◆ **EXERCISE OBJECTIVE**
Could you set down the full listing, unchanged?

◆ **EXTRACTED DATA**

== == ==

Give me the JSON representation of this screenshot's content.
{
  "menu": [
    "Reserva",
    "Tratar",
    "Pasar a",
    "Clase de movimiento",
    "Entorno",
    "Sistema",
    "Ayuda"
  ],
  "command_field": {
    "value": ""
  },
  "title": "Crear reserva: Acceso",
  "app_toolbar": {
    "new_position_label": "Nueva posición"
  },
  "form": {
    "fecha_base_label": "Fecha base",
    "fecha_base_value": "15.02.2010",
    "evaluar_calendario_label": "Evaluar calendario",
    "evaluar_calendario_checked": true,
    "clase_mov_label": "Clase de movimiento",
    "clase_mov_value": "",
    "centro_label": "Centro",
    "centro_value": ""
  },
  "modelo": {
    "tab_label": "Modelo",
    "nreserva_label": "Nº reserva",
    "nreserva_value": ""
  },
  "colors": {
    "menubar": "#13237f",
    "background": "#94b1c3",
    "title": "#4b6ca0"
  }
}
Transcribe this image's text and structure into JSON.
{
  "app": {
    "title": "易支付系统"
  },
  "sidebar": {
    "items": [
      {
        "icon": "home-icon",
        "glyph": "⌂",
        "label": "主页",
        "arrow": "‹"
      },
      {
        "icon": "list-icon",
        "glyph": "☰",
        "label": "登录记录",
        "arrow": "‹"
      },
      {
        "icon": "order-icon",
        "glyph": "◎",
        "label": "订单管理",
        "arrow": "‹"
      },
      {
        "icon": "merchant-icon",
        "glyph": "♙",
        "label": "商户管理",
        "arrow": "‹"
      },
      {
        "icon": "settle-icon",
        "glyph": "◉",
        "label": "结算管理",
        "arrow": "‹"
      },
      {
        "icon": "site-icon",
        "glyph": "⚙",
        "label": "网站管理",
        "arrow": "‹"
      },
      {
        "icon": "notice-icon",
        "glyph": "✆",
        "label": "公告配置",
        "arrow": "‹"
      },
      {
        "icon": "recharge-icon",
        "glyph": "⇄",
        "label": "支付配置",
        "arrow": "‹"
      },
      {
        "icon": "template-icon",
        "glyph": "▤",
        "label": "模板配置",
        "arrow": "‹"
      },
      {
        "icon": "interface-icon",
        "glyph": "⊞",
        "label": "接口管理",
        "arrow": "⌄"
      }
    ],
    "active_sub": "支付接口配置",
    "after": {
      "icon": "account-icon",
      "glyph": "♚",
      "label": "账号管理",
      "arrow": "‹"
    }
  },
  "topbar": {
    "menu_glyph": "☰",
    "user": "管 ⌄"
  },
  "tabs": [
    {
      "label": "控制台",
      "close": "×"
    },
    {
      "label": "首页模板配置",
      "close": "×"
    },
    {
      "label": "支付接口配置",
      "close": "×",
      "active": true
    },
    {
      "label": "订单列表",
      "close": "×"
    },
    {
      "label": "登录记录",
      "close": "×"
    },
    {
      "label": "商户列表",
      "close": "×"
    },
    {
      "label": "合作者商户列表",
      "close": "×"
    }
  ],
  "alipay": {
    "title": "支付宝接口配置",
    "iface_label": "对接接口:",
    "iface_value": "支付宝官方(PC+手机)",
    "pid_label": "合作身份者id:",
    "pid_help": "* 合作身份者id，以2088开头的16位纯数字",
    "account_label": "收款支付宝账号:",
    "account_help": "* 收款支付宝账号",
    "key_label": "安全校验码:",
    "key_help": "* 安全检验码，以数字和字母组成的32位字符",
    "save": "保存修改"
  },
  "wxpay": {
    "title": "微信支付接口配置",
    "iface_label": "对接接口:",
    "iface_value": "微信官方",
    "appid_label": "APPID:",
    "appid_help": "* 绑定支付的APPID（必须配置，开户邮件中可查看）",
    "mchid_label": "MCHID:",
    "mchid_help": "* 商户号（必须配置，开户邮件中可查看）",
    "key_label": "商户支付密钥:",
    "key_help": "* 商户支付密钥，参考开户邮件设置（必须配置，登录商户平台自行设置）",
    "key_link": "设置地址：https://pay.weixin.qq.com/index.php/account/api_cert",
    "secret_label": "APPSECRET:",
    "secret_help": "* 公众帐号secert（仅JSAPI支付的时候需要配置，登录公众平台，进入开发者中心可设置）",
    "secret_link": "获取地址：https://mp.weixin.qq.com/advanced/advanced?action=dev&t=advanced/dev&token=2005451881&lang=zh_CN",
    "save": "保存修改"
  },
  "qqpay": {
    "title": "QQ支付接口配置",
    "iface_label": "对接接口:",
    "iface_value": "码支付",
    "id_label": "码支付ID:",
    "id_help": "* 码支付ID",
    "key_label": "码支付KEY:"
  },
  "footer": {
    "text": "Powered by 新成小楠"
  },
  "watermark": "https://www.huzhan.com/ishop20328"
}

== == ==

◆ **RESULT OF THIS TASK**
Give me the JSON representation of this screenshot's content.
{
  "menu": [
    "Reserva",
    "Tratar",
    "Pasar a",
    "Clase de movimiento",
    "Entorno",
    "Sistema",
    "Ayuda"
  ],
  "command_field": {
    "value": ""
  },
  "title": "Crear reserva: Acceso",
  "app_toolbar": {
    "new_position_label": "Nueva posición"
  },
  "form": {
    "fecha_base_label": "Fecha base",
    "fecha_base_value": "15.02.2010",
    "evaluar_calendario_label": "Evaluar calendario",
    "evaluar_calendario_checked": true,
    "clase_mov_label": "Clase de movimiento",
    "clase_mov_value": "",
    "centro_label": "Centro",
    "centro_value": ""
  },
  "modelo": {
    "tab_label": "Modelo",
    "nreserva_label": "Nº reserva",
    "nreserva_value": ""
  },
  "colors": {
    "menubar": "#13237f",
    "background": "#94b1c3",
    "title": "#4b6ca0"
  }
}
Transcribe this image's text and structure into JSON.
{
  "app": {
    "title": "易支付系统"
  },
  "sidebar": {
    "items": [
      {
        "icon": "home-icon",
        "glyph": "⌂",
        "label": "主页",
        "arrow": "‹"
      },
      {
        "icon": "list-icon",
        "glyph": "☰",
        "label": "登录记录",
        "arrow": "‹"
      },
      {
        "icon": "order-icon",
        "glyph": "◎",
        "label": "订单管理",
        "arrow": "‹"
      },
      {
        "icon": "merchant-icon",
        "glyph": "♙",
        "label": "商户管理",
        "arrow": "‹"
      },
      {
        "icon": "settle-icon",
        "glyph": "◉",
        "label": "结算管理",
        "arrow": "‹"
      },
      {
        "icon": "site-icon",
        "glyph": "⚙",
        "label": "网站管理",
        "arrow": "‹"
      },
      {
        "icon": "notice-icon",
        "glyph": "✆",
        "label": "公告配置",
        "arrow": "‹"
      },
      {
        "icon": "recharge-icon",
        "glyph": "⇄",
        "label": "支付配置",
        "arrow": "‹"
      },
      {
        "icon": "template-icon",
        "glyph": "▤",
        "label": "模板配置",
        "arrow": "‹"
      },
      {
        "icon": "interface-icon",
        "glyph": "⊞",
        "label": "接口管理",
        "arrow": "⌄"
      }
    ],
    "active_sub": "支付接口配置",
    "after": {
      "icon": "account-icon",
      "glyph": "♚",
      "label": "账号管理",
      "arrow": "‹"
    }
  },
  "topbar": {
    "menu_glyph": "☰",
    "user": "管 ⌄"
  },
  "tabs": [
    {
      "label": "控制台",
      "close": "×"
    },
    {
      "label": "首页模板配置",
      "close": "×"
    },
    {
      "label": "支付接口配置",
      "close": "×",
      "active": true
    },
    {
      "label": "订单列表",
      "close": "×"
    },
    {
      "label": "登录记录",
      "close": "×"
    },
    {
      "label": "商户列表",
      "close": "×"
    },
    {
      "label": "合作者商户列表",
      "close": "×"
    }
  ],
  "alipay": {
    "title": "支付宝接口配置",
    "iface_label": "对接接口:",
    "iface_value": "支付宝官方(PC+手机)",
    "pid_label": "合作身份者id:",
    "pid_help": "* 合作身份者id，以2088开头的16位纯数字",
    "account_label": "收款支付宝账号:",
    "account_help": "* 收款支付宝账号",
    "key_label": "安全校验码:",
    "key_help": "* 安全检验码，以数字和字母组成的32位字符",
    "save": "保存修改"
  },
  "wxpay": {
    "title": "微信支付接口配置",
    "iface_label": "对接接口:",
    "iface_value": "微信官方",
    "appid_label": "APPID:",
    "appid_help": "* 绑定支付的APPID（必须配置，开户邮件中可查看）",
    "mchid_label": "MCHID:",
    "mchid_help": "* 商户号（必须配置，开户邮件中可查看）",
    "key_label": "商户支付密钥:",
    "key_help": "* 商户支付密钥，参考开户邮件设置（必须配置，登录商户平台自行设置）",
    "key_link": "设置地址：https://pay.weixin.qq.com/index.php/account/api_cert",
    "secret_label": "APPSECRET:",
    "secret_help": "* 公众帐号secert（仅JSAPI支付的时候需要配置，登录公众平台，进入开发者中心可设置）",
    "secret_link": "获取地址：https://mp.weixin.qq.com/advanced/advanced?action=dev&t=advanced/dev&token=2005451881&lang=zh_CN",
    "save": "保存修改"
  },
  "qqpay": {
    "title": "QQ支付接口配置",
    "iface_label": "对接接口:",
    "iface_value": "码支付",
    "id_label": "码支付ID:",
    "id_help": "* 码支付ID",
    "key_label": "码支付KEY:"
  },
  "footer": {
    "text": "Powered by 新成小楠"
  },
  "watermark": "https://www.huzhan.com/ishop20328"
}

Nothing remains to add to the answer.